(DATASET EXTRACT Opens)

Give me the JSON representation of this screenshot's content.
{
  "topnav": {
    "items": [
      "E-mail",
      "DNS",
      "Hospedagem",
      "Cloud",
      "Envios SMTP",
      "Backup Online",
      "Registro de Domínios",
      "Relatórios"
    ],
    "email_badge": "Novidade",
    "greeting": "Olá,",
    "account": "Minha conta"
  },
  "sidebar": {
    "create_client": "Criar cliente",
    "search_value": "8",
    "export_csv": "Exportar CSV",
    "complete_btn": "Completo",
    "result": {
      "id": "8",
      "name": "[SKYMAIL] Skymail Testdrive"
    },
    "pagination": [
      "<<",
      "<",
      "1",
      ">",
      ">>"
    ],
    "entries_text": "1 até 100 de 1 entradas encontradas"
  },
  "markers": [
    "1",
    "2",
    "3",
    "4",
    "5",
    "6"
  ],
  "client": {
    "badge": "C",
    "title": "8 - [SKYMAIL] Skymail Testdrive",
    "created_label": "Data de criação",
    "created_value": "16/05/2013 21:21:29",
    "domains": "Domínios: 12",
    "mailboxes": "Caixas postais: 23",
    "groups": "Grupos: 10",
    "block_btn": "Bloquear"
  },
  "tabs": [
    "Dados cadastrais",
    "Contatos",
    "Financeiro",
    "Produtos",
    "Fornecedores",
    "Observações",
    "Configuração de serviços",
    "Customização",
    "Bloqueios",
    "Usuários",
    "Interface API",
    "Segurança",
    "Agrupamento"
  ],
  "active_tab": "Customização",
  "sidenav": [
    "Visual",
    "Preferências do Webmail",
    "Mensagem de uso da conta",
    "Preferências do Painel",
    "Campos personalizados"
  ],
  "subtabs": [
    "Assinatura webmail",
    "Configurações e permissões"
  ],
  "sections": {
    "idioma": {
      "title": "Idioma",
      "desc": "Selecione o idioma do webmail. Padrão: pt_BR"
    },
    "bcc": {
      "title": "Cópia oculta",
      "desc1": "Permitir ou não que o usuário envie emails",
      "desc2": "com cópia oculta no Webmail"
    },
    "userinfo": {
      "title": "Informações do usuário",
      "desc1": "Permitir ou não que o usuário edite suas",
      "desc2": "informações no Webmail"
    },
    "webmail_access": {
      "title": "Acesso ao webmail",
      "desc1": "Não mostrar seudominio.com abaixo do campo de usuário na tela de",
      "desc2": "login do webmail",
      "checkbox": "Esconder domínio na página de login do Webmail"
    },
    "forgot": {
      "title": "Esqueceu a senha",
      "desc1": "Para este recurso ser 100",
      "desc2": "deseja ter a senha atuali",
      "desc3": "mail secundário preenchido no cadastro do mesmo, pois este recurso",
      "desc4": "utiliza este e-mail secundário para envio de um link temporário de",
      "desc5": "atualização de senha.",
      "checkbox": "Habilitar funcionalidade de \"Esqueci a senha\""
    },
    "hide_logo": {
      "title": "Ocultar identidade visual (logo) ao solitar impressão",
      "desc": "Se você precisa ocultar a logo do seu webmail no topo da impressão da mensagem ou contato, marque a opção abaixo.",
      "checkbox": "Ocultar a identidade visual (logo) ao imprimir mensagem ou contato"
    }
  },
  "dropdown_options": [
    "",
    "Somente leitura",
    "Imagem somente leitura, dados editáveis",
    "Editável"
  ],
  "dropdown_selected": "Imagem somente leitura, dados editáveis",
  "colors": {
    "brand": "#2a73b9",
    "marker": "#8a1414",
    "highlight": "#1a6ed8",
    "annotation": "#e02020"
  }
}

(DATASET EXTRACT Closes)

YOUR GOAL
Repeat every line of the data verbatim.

ANSWER TO THE PROBLEM
Give me the JSON representation of this screenshot's content.
{
  "topnav": {
    "items": [
      "E-mail",
      "DNS",
      "Hospedagem",
      "Cloud",
      "Envios SMTP",
      "Backup Online",
      "Registro de Domínios",
      "Relatórios"
    ],
    "email_badge": "Novidade",
    "greeting": "Olá,",
    "account": "Minha conta"
  },
  "sidebar": {
    "create_client": "Criar cliente",
    "search_value": "8",
    "export_csv": "Exportar CSV",
    "complete_btn": "Completo",
    "result": {
      "id": "8",
      "name": "[SKYMAIL] Skymail Testdrive"
    },
    "pagination": [
      "<<",
      "<",
      "1",
      ">",
      ">>"
    ],
    "entries_text": "1 até 100 de 1 entradas encontradas"
  },
  "markers": [
    "1",
    "2",
    "3",
    "4",
    "5",
    "6"
  ],
  "client": {
    "badge": "C",
    "title": "8 - [SKYMAIL] Skymail Testdrive",
    "created_label": "Data de criação",
    "created_value": "16/05/2013 21:21:29",
    "domains": "Domínios: 12",
    "mailboxes": "Caixas postais: 23",
    "groups": "Grupos: 10",
    "block_btn": "Bloquear"
  },
  "tabs": [
    "Dados cadastrais",
    "Contatos",
    "Financeiro",
    "Produtos",
    "Fornecedores",
    "Observações",
    "Configuração de serviços",
    "Customização",
    "Bloqueios",
    "Usuários",
    "Interface API",
    "Segurança",
    "Agrupamento"
  ],
  "active_tab": "Customização",
  "sidenav": [
    "Visual",
    "Preferências do Webmail",
    "Mensagem de uso da conta",
    "Preferências do Painel",
    "Campos personalizados"
  ],
  "subtabs": [
    "Assinatura webmail",
    "Configurações e permissões"
  ],
  "sections": {
    "idioma": {
      "title": "Idioma",
      "desc": "Selecione o idioma do webmail. Padrão: pt_BR"
    },
    "bcc": {
      "title": "Cópia oculta",
      "desc1": "Permitir ou não que o usuário envie emails",
      "desc2": "com cópia oculta no Webmail"
    },
    "userinfo": {
      "title": "Informações do usuário",
      "desc1": "Permitir ou não que o usuário edite suas",
      "desc2": "informações no Webmail"
    },
    "webmail_access": {
      "title": "Acesso ao webmail",
      "desc1": "Não mostrar seudominio.com abaixo do campo de usuário na tela de",
      "desc2": "login do webmail",
      "checkbox": "Esconder domínio na página de login do Webmail"
    },
    "forgot": {
      "title": "Esqueceu a senha",
      "desc1": "Para este recurso ser 100",
      "desc2": "deseja ter a senha atuali",
      "desc3": "mail secundário preenchido no cadastro do mesmo, pois este recurso",
      "desc4": "utiliza este e-mail secundário para envio de um link temporário de",
      "desc5": "atualização de senha.",
      "checkbox": "Habilitar funcionalidade de \"Esqueci a senha\""
    },
    "hide_logo": {
      "title": "Ocultar identidade visual (logo) ao solitar impressão",
      "desc": "Se você precisa ocultar a logo do seu webmail no topo da impressão da mensagem ou contato, marque a opção abaixo.",
      "checkbox": "Ocultar a identidade visual (logo) ao imprimir mensagem ou contato"
    }
  },
  "dropdown_options": [
    "",
    "Somente leitura",
    "Imagem somente leitura, dados editáveis",
    "Editável"
  ],
  "dropdown_selected": "Imagem somente leitura, dados editáveis",
  "colors": {
    "brand": "#2a73b9",
    "marker": "#8a1414",
    "highlight": "#1a6ed8",
    "annotation": "#e02020"
  }
}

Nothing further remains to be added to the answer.